Dataset records:

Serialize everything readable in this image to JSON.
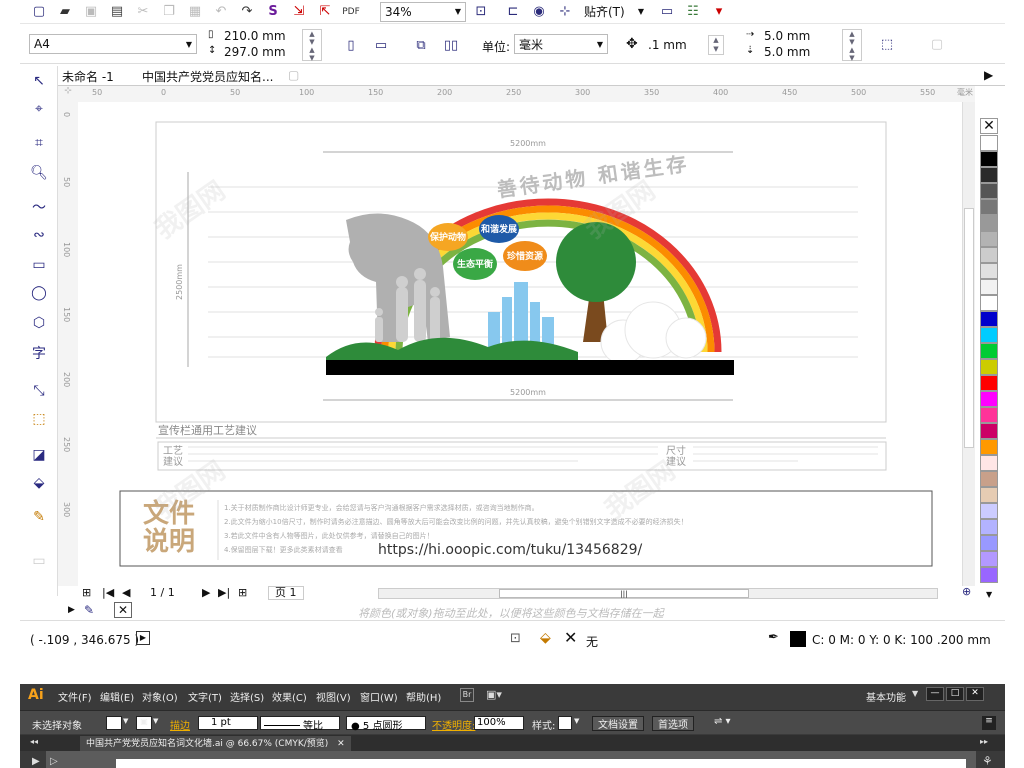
{
  "toolbar": {
    "zoom": "34%",
    "snap_label": "贴齐(T)",
    "page_size": "A4",
    "width": "210.0 mm",
    "height": "297.0 mm",
    "unit_label": "单位:",
    "unit_value": "毫米",
    "nudge": ".1 mm",
    "dup_x": "5.0 mm",
    "dup_y": "5.0 mm"
  },
  "tabs": [
    "未命名 -1",
    "中国共产党党员应知名..."
  ],
  "ruler_ticks": [
    "50",
    "0",
    "50",
    "100",
    "150",
    "200",
    "250",
    "300",
    "350",
    "400",
    "450",
    "500",
    "550"
  ],
  "ruler_unit": "毫米",
  "ruler_v_ticks": [
    "0",
    "50",
    "100",
    "150",
    "200",
    "250",
    "300"
  ],
  "canvas": {
    "dim_top": "5200mm",
    "dim_bottom": "5200mm",
    "dim_side": "2500mm",
    "arch_title": "善待动物 和谐生存",
    "bubbles": [
      "保护动物",
      "和谐发展",
      "生态平衡",
      "珍惜资源"
    ],
    "section_title": "宣传栏通用工艺建议",
    "left_box_label": "工艺\n建议",
    "right_box_label": "尺寸\n建议",
    "file_note_title": "文件\n说明",
    "file_note_lines": [
      "1.关于材质制作商比设计师更专业，会给您请与客户沟通根据客户需求选择材质，或咨询当地制作商。",
      "2.此文件为缩小10倍尺寸，制作时请务必注意描边、圆角等放大后可能会改变比例的问题，并先认真校稿，避免个别错别文字造成不必要的经济损失！",
      "3.若此文件中含有人物等图片，此处仅供参考，请替换自己的图片！",
      "4.保留图层下载！更多此类素材请查看"
    ],
    "url": "https://hi.ooopic.com/tuku/13456829/"
  },
  "page_nav": {
    "current": "1 / 1",
    "page_tab": "页 1"
  },
  "hint_text": "将颜色(或对象)拖动至此处，以便将这些颜色与文档存储在一起",
  "status": {
    "coords": "( -.109 , 346.675 )",
    "fill_none": "无",
    "outline": "C: 0 M: 0 Y: 0 K: 100  .200 mm"
  },
  "palette": [
    "#ffffff",
    "#000000",
    "#2b2b2b",
    "#555555",
    "#777777",
    "#999999",
    "#b3b3b3",
    "#cccccc",
    "#e0e0e0",
    "#f2f2f2",
    "#ffffff",
    "#0000cc",
    "#00ccff",
    "#00cc33",
    "#cccc00",
    "#ff0000",
    "#ff00ff",
    "#ff3399",
    "#cc0066",
    "#ff9900",
    "#ffe6e6",
    "#c8a08a",
    "#e6ccb3",
    "#ccccff",
    "#b3b3ff",
    "#9999ff",
    "#b399ff",
    "#9966ff"
  ],
  "illustrator": {
    "logo": "Ai",
    "menus": [
      "文件(F)",
      "编辑(E)",
      "对象(O)",
      "文字(T)",
      "选择(S)",
      "效果(C)",
      "视图(V)",
      "窗口(W)",
      "帮助(H)"
    ],
    "workspace": "基本功能",
    "no_selection": "未选择对象",
    "stroke_label": "描边",
    "stroke_value": "1 pt",
    "equal_ratio": "等比",
    "brush": "5 点圆形",
    "opacity_label": "不透明度:",
    "opacity_value": "100%",
    "style_label": "样式:",
    "doc_settings": "文档设置",
    "prefs": "首选项",
    "doc_tab": "中国共产党党员应知名词文化墙.ai @ 66.67% (CMYK/预览)"
  }
}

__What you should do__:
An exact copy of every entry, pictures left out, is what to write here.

__Solution for this task__:
Serialize everything readable in this image to JSON.
{
  "toolbar": {
    "zoom": "34%",
    "snap_label": "贴齐(T)",
    "page_size": "A4",
    "width": "210.0 mm",
    "height": "297.0 mm",
    "unit_label": "单位:",
    "unit_value": "毫米",
    "nudge": ".1 mm",
    "dup_x": "5.0 mm",
    "dup_y": "5.0 mm"
  },
  "tabs": [
    "未命名 -1",
    "中国共产党党员应知名..."
  ],
  "ruler_ticks": [
    "50",
    "0",
    "50",
    "100",
    "150",
    "200",
    "250",
    "300",
    "350",
    "400",
    "450",
    "500",
    "550"
  ],
  "ruler_unit": "毫米",
  "ruler_v_ticks": [
    "0",
    "50",
    "100",
    "150",
    "200",
    "250",
    "300"
  ],
  "canvas": {
    "dim_top": "5200mm",
    "dim_bottom": "5200mm",
    "dim_side": "2500mm",
    "arch_title": "善待动物 和谐生存",
    "bubbles": [
      "保护动物",
      "和谐发展",
      "生态平衡",
      "珍惜资源"
    ],
    "section_title": "宣传栏通用工艺建议",
    "left_box_label": "工艺\n建议",
    "right_box_label": "尺寸\n建议",
    "file_note_title": "文件\n说明",
    "file_note_lines": [
      "1.关于材质制作商比设计师更专业，会给您请与客户沟通根据客户需求选择材质，或咨询当地制作商。",
      "2.此文件为缩小10倍尺寸，制作时请务必注意描边、圆角等放大后可能会改变比例的问题，并先认真校稿，避免个别错别文字造成不必要的经济损失！",
      "3.若此文件中含有人物等图片，此处仅供参考，请替换自己的图片！",
      "4.保留图层下载！更多此类素材请查看"
    ],
    "url": "https://hi.ooopic.com/tuku/13456829/"
  },
  "page_nav": {
    "current": "1 / 1",
    "page_tab": "页 1"
  },
  "hint_text": "将颜色(或对象)拖动至此处，以便将这些颜色与文档存储在一起",
  "status": {
    "coords": "( -.109 , 346.675 )",
    "fill_none": "无",
    "outline": "C: 0 M: 0 Y: 0 K: 100  .200 mm"
  },
  "palette": [
    "#ffffff",
    "#000000",
    "#2b2b2b",
    "#555555",
    "#777777",
    "#999999",
    "#b3b3b3",
    "#cccccc",
    "#e0e0e0",
    "#f2f2f2",
    "#ffffff",
    "#0000cc",
    "#00ccff",
    "#00cc33",
    "#cccc00",
    "#ff0000",
    "#ff00ff",
    "#ff3399",
    "#cc0066",
    "#ff9900",
    "#ffe6e6",
    "#c8a08a",
    "#e6ccb3",
    "#ccccff",
    "#b3b3ff",
    "#9999ff",
    "#b399ff",
    "#9966ff"
  ],
  "illustrator": {
    "logo": "Ai",
    "menus": [
      "文件(F)",
      "编辑(E)",
      "对象(O)",
      "文字(T)",
      "选择(S)",
      "效果(C)",
      "视图(V)",
      "窗口(W)",
      "帮助(H)"
    ],
    "workspace": "基本功能",
    "no_selection": "未选择对象",
    "stroke_label": "描边",
    "stroke_value": "1 pt",
    "equal_ratio": "等比",
    "brush": "5 点圆形",
    "opacity_label": "不透明度:",
    "opacity_value": "100%",
    "style_label": "样式:",
    "doc_settings": "文档设置",
    "prefs": "首选项",
    "doc_tab": "中国共产党党员应知名词文化墙.ai @ 66.67% (CMYK/预览)"
  }
}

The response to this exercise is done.